• What you should do
Among the entries, find each line that includes the string "relationships" and list it.
════
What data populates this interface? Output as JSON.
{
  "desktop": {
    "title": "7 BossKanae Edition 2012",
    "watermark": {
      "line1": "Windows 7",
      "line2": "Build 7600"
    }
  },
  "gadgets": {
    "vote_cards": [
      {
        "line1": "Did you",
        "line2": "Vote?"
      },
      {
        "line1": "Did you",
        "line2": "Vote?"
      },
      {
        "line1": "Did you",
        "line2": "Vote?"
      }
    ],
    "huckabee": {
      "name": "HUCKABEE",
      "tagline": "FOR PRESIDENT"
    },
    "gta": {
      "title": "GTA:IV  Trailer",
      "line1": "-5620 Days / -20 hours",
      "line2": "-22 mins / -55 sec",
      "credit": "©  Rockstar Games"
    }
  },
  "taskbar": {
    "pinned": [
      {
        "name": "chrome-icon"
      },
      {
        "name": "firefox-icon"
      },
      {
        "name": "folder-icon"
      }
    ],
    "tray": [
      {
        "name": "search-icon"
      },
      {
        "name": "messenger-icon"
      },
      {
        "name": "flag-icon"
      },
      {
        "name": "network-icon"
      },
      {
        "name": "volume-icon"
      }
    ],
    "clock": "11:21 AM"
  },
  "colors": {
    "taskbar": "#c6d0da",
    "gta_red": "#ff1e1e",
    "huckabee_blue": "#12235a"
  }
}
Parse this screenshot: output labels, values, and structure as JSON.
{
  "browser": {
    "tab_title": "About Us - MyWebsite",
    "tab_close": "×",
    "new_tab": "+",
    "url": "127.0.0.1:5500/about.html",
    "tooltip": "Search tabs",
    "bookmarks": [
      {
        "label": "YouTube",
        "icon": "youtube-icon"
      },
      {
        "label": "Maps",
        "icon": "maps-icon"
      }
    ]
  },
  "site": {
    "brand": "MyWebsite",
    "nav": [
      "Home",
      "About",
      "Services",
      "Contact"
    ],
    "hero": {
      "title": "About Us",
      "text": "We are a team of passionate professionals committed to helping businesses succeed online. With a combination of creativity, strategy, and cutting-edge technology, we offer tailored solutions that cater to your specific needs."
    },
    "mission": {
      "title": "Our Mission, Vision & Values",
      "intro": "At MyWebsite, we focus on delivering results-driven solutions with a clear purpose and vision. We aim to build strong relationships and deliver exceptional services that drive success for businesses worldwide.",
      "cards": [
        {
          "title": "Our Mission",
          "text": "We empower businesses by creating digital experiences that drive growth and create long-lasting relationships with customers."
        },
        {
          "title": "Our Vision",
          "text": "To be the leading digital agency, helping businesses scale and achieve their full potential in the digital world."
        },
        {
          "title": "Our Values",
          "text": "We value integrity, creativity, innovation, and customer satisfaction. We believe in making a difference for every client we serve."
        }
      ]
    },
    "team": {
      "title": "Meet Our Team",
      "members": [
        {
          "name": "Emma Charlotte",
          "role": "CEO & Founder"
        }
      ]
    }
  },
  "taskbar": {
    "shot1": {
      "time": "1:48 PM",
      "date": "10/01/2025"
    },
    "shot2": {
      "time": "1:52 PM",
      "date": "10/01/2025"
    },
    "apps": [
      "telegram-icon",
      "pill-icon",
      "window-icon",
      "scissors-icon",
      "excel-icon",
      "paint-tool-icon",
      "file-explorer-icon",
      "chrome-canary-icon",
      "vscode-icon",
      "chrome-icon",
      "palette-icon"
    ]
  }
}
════
• Exercise output
      "intro": "At MyWebsite, we focus on delivering results-driven solutions with a clear purpose and vision. We aim to build strong relationships and deliver exceptional services that drive success for businesses worldwide.",
          "text": "We empower businesses by creating digital experiences that drive growth and create long-lasting relationships with customers."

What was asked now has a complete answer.